PP: I’ve always used aerosol for details, but as I had access to a larger palette of colors this time I used it almost as the primary medium. I like the coverage you can get with it especially for creating dark backgrounds as I’ve been doing lately. What I most like to do though is to continue combining techniques in general. I love the way a paintbrush with acrylic paint, a watered down ink and aerosol can coexist in the same work.

gm: Lately we’ve seen that a lot of the artists that dominated the local scene before are bringing their artworks more and more into the context of galleries and international street art festivals. With this type of evolution happening in the trajectory of so many of the scene’s principal artists, what do you think the future holds for the Buenos Aires street art scene?

PP: Everything is constantly in movement, and that’s what’s healthy about a scene, in any field. What most interests me personally is developing works and using them as the basis to generate murals on city walls – so that the two support each other mutually. I like to think rhizomatically and to be able to expand on the things that I’m generating, and I hope to be able to continue on this path next year. There are lots of plans, but as always I hope things will continue to come together on their own. I hope to continue working with consistency, and realizing new ideas, plans and dreams.

“Galaxia” by Pum Pum opens Friday, November 13 from 7pm at Galería UNION,  Costa Rica 5929 Buenos Aires.

Photo: Edgardo Gomez - Nadia Cajal via PumPum
Photo: Edgardo Gomez – Nadia Cajal via PumPum

‘Galaxia’ by PumPum

‘Galaxia’ by PumPum

Friday November 13, 7pm

‘Galaxia’, the new exhibit by PumPum opens on Friday 13 November at UNION gallery.

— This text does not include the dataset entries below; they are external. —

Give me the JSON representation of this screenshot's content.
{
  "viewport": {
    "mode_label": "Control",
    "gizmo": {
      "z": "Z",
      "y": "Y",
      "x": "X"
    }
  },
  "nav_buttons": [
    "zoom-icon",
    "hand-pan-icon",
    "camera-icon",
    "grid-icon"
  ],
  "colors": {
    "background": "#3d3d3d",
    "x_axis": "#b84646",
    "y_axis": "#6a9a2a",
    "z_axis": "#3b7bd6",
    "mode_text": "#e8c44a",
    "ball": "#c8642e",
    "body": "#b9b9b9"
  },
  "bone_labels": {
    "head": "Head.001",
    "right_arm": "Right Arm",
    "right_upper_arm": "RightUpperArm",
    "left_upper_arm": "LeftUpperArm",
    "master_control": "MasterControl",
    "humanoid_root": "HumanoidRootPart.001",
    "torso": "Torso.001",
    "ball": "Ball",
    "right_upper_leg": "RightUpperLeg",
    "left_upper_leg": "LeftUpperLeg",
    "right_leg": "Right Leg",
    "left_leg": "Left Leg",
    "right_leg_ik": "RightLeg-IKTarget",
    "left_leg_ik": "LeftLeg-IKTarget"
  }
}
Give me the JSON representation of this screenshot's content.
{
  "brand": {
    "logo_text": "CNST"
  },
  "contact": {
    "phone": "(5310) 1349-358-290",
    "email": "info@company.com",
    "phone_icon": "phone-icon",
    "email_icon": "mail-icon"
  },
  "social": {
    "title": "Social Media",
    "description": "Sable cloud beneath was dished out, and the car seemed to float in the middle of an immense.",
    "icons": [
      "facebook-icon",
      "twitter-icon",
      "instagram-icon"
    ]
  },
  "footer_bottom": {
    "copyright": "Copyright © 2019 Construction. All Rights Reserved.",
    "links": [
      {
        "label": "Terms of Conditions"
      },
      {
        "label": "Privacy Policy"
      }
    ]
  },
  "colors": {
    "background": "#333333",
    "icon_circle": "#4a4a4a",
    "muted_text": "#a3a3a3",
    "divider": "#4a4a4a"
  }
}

The show celebrates the forms and ordered chaos found within an artist’s creative universe.

UNION is a gallery and project space that brings together work from South American artists in a celebration of emerging and contemporary art.

UNION Gallery: Costa Rica 5929, Palermo, Buenos Aires
Opening: Friday November 13, 7pm

For more information: Mimi Carbia (011) 15 3153 3932 / / /